MATERIAL PROVIDED below:

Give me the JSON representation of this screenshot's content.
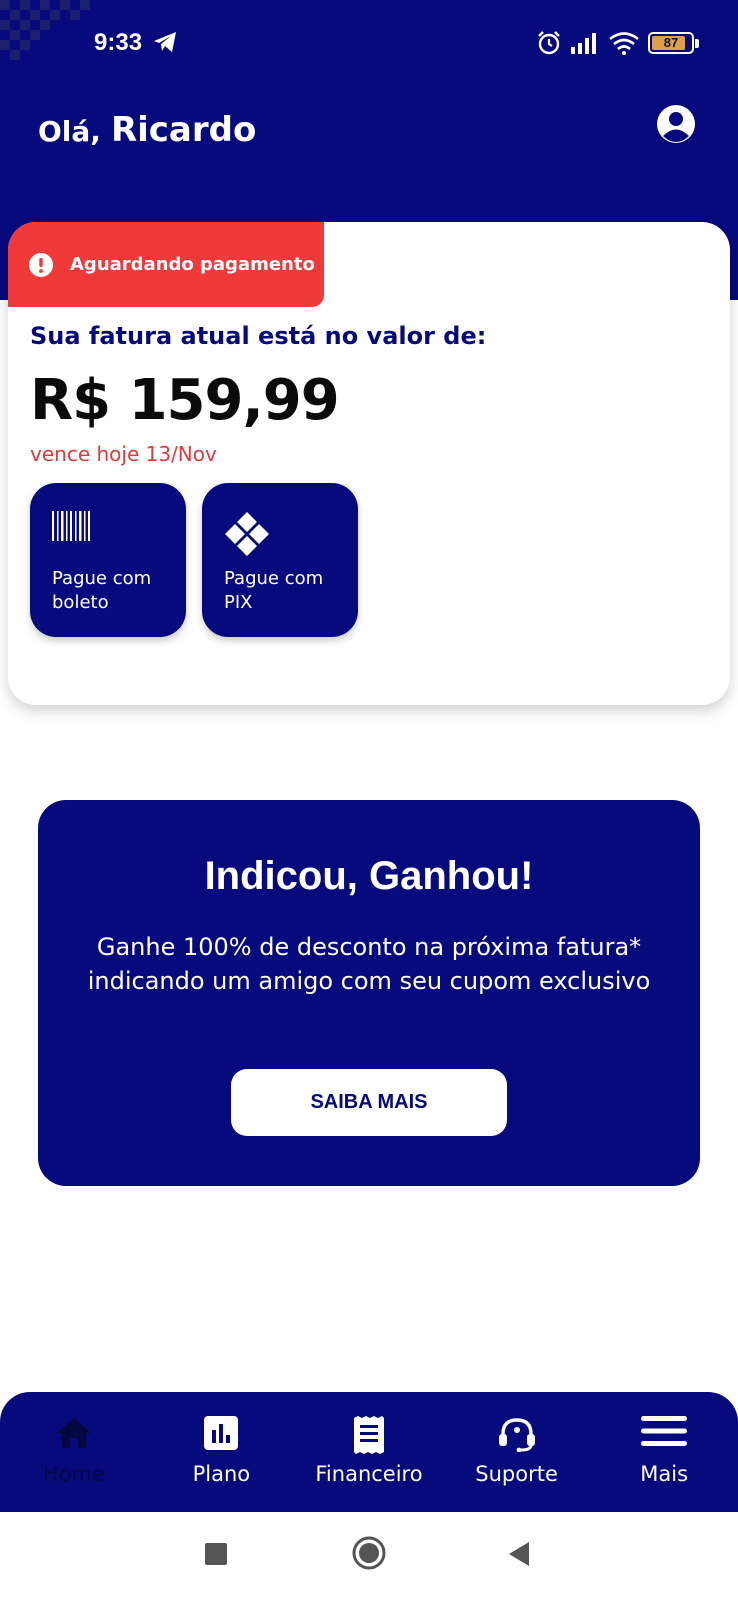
{
  "status_bar": {
    "time": "9:33",
    "battery_level": "87",
    "icons": [
      "telegram-icon",
      "alarm-icon",
      "signal-icon",
      "wifi-icon",
      "battery-icon"
    ]
  },
  "header": {
    "greeting": "Olá,",
    "user_name": "Ricardo",
    "profile_icon": "account-circle-icon"
  },
  "invoice": {
    "status_label": "Aguardando pagamento",
    "status_icon": "alert-circle-icon",
    "heading": "Sua fatura atual está no valor de:",
    "amount": "R$ 159,99",
    "due_text": "vence hoje 13/Nov",
    "actions": [
      {
        "label": "Pague com boleto",
        "icon": "barcode-icon"
      },
      {
        "label": "Pague com PIX",
        "icon": "pix-icon"
      }
    ]
  },
  "promo": {
    "title": "Indicou, Ganhou!",
    "text": "Ganhe 100% de desconto na próxima fatura* indicando um amigo com seu cupom exclusivo",
    "button_label": "SAIBA MAIS"
  },
  "bottom_nav": {
    "items": [
      {
        "label": "Home",
        "icon": "home-icon",
        "active": true
      },
      {
        "label": "Plano",
        "icon": "bar-chart-icon",
        "active": false
      },
      {
        "label": "Financeiro",
        "icon": "receipt-icon",
        "active": false
      },
      {
        "label": "Suporte",
        "icon": "headset-icon",
        "active": false
      },
      {
        "label": "Mais",
        "icon": "menu-icon",
        "active": false
      }
    ]
  },
  "system_nav": {
    "buttons": [
      "recents-square-icon",
      "home-circle-icon",
      "back-triangle-icon"
    ]
  },
  "colors": {
    "primary": "#060a7d",
    "alert": "#f03a3a",
    "due_text": "#e23a3a",
    "battery": "#e0a04a"
  }
}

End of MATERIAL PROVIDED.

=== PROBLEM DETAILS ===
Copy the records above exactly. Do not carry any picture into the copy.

=== RESPONSE FOR THIS EXERCISE ===
Give me the JSON representation of this screenshot's content.
{
  "status_bar": {
    "time": "9:33",
    "battery_level": "87",
    "icons": [
      "telegram-icon",
      "alarm-icon",
      "signal-icon",
      "wifi-icon",
      "battery-icon"
    ]
  },
  "header": {
    "greeting": "Olá,",
    "user_name": "Ricardo",
    "profile_icon": "account-circle-icon"
  },
  "invoice": {
    "status_label": "Aguardando pagamento",
    "status_icon": "alert-circle-icon",
    "heading": "Sua fatura atual está no valor de:",
    "amount": "R$ 159,99",
    "due_text": "vence hoje 13/Nov",
    "actions": [
      {
        "label": "Pague com boleto",
        "icon": "barcode-icon"
      },
      {
        "label": "Pague com PIX",
        "icon": "pix-icon"
      }
    ]
  },
  "promo": {
    "title": "Indicou, Ganhou!",
    "text": "Ganhe 100% de desconto na próxima fatura* indicando um amigo com seu cupom exclusivo",
    "button_label": "SAIBA MAIS"
  },
  "bottom_nav": {
    "items": [
      {
        "label": "Home",
        "icon": "home-icon",
        "active": true
      },
      {
        "label": "Plano",
        "icon": "bar-chart-icon",
        "active": false
      },
      {
        "label": "Financeiro",
        "icon": "receipt-icon",
        "active": false
      },
      {
        "label": "Suporte",
        "icon": "headset-icon",
        "active": false
      },
      {
        "label": "Mais",
        "icon": "menu-icon",
        "active": false
      }
    ]
  },
  "system_nav": {
    "buttons": [
      "recents-square-icon",
      "home-circle-icon",
      "back-triangle-icon"
    ]
  },
  "colors": {
    "primary": "#060a7d",
    "alert": "#f03a3a",
    "due_text": "#e23a3a",
    "battery": "#e0a04a"
  }
}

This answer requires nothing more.